Tipton v. Guice et al
ORDER - Plaintiff's Motion for In Camera Submissions (ECF No. 95 ), Motion for Appointment of Counsel (ECF No. 99 ), and Motion for a Status Check (ECF No. 100 ) are DENIED. Signed by Magistrate Judge Carla Baldwin on 1/7/2021. (Copies have been distributed pursuant to the NEF - AB)
Case 3:17-cv-00032-RCJ-CLB Document 101 Filed 01/07/21 Page 1 of 2
UNITED STATES DISTRICT COURT
DISTRICT OF NEVADA
GUICE, et al.,
Several motions are currently pending. The court will address each motion in turn.
ECF No. 95 – Plaintiff’s motion for in camera submissions
Plaintiff filed a motion requesting that defendants provide all confidential records and
investigations to the court for review in camera (ECF No. 95). The court has reviewed all
exhibits submitted as evidence in relation to defendants’ motions for summary judgment and
has issued report and recommendation denying both motions (ECF Nos. &4 & 97).
Declarations, affidavits, and exhibits that do not support a motion, a response to a
motion, or a reply to a motion may not be filed.
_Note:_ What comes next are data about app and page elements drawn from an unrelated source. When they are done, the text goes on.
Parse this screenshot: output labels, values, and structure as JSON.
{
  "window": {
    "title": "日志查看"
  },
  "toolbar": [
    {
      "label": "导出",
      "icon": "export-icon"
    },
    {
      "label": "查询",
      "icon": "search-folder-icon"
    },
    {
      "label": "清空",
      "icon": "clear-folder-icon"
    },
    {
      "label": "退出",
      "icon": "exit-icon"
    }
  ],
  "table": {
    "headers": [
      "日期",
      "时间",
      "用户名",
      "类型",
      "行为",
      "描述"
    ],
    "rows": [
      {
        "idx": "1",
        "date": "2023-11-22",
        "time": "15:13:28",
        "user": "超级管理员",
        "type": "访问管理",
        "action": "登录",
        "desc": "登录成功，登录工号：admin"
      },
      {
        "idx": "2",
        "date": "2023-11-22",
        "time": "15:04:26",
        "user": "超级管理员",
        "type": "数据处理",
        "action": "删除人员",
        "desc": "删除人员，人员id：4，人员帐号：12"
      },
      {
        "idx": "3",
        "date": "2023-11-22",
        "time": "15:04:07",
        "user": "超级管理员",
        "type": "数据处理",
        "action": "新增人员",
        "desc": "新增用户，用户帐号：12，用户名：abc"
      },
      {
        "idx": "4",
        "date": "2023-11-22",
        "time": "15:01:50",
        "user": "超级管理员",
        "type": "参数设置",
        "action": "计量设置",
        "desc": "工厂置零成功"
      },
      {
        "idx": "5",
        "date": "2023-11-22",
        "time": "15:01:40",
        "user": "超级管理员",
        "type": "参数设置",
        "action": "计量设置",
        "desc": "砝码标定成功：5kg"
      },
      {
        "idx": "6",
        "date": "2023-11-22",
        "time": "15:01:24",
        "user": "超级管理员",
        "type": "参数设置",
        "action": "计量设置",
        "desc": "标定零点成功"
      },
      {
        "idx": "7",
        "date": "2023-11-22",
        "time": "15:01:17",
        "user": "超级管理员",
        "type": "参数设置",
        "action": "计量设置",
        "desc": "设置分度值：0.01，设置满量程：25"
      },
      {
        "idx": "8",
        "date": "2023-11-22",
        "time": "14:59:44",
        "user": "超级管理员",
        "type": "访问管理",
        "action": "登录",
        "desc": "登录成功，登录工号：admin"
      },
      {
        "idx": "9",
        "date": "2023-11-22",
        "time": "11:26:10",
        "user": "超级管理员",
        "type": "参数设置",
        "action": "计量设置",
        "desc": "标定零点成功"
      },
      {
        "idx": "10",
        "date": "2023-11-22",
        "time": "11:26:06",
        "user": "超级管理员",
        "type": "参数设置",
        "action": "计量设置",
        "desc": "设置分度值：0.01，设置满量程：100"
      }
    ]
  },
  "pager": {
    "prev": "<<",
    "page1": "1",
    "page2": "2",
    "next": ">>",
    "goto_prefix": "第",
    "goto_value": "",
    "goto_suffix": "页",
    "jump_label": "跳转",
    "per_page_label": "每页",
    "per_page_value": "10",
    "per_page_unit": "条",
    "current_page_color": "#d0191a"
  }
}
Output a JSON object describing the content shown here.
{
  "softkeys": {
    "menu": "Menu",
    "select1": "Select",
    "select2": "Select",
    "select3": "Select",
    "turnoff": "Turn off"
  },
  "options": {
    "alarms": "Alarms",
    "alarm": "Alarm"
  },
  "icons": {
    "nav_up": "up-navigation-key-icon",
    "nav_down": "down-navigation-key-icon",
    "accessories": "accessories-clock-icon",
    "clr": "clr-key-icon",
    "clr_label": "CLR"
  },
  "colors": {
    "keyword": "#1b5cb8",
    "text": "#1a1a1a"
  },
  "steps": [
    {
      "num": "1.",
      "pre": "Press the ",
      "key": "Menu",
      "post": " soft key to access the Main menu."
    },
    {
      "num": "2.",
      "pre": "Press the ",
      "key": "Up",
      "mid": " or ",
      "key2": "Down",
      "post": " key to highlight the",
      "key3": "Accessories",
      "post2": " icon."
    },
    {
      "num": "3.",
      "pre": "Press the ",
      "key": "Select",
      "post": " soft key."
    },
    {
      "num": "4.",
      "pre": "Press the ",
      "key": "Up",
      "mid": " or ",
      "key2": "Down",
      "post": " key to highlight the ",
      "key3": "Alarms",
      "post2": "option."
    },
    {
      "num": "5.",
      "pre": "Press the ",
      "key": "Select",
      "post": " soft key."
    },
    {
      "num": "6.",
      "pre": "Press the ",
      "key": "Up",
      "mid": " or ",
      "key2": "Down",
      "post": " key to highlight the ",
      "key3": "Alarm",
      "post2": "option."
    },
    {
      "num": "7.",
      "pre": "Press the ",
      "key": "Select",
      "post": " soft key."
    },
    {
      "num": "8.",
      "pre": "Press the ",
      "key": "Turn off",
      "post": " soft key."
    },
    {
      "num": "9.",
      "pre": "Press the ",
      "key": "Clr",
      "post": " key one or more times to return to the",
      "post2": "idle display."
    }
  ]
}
Exhibits are to be filed only as attachments
in support of a motion, a response to a motion, or a reply in support of a motion. Therefore,
plaintiff’s motion (ECF No. 95) is DENIED.
ECF No. 99 – Plaintiff’s motion for appointment of counsel
This is a civil rights action brought by pro se prisoner plaintiff, Duane Tipton. Plaintiff
has moved for appointment of counsel (ECF No. 99).
A litigant in a civil rights action does not have a Sixth Amendment right to appointed
counsel. Storseth v. Spellman, 654 F.2d 1349, 1353 (9th Cir. 1981). The Supreme Court
has ruled that district courts lack authority to require counsel to represent indigent prisoners
in § 1983 cases. Mallard v. U.S. Dist. Court for the S. Dist. of Iowa, 490 U.S. 296 (1989).
In only “exceptional circumstances,” the court may request voluntary assistance of counsel
pursuant to 28 U.S.C. § 1915(e)(1). Palmer v. Valdez, 560 F.3d 965, 970 (9th Cir. 2009).
Case 3:17-cv-00032-RCJ-CLB Document 101 Filed 01/07/21 Page 2 of 2
Without a reasonable method of securing and compensating counsel, this court will seek
volunteer counsel only in the most serious and exceptional cases.
exceptional circumstances requires that the court evaluate both the likelihood of success on
the merits and the pro se litigant’s ability to articulate his claims in light of the complexity of
the legal issues involved. Neither factor is controlling; both must be viewed together in
making the finding. Cano v. Taylor, 739 F.3d 1214, 1218 (9th Cir. 2014). The court
exercises discretion in making this finding. Id. (citing Palmer, 560 F.3d at 970).
A finding of such
In the present case, the court does not find the required exceptional circumstances.
Even if it is assumed that plaintiff is not well versed in the law and that he has made serious
allegations which, if proved, would entitle him to relief, his case is not exceptional. The court
is faced with similar cases almost daily. The court will not enter an order directing the
appointment of counsel in this case. The plaintiff has demonstrated that he is able to litigate
this case on his own. He has filed a complaint and motions with the court. The plaintiff may
have the assistance of law clerks at the prison.
IT IS THEREFORE ORDERED that plaintiff’s motion for appointment of counsel (ECF
No. 99) is DENIED.
ECF No. 100 – Motion for status check
Plaintiff’s motion for a status check (ECF No. 100) is DENIED. The Court will notify
the plaintiff as soon as any action is taken in his case. Due to the large number of civil
actions pending before the Court, THE CLERK IS UNABLE TO RESPOND IN WRITING TO
INDIVIDUAL INQUIRIES REGARDING THE STATUS OF CASES. As long as the plaintiff
keeps the Court apprised of his current address, he will receive all Court decisions which
might affect the status of the case.
IT IS SO ORDERED.
January 7, 2021
UNITED STATES MAGISTRATE JUDGE
Disclaimer: Justia Dockets & Filings provides public litigation records from the federal appellate and district courts. These filings and docket sheets should not be considered findings of fact or liability, nor do they necessarily reflect the view of Justia.
Why Is My Information Online?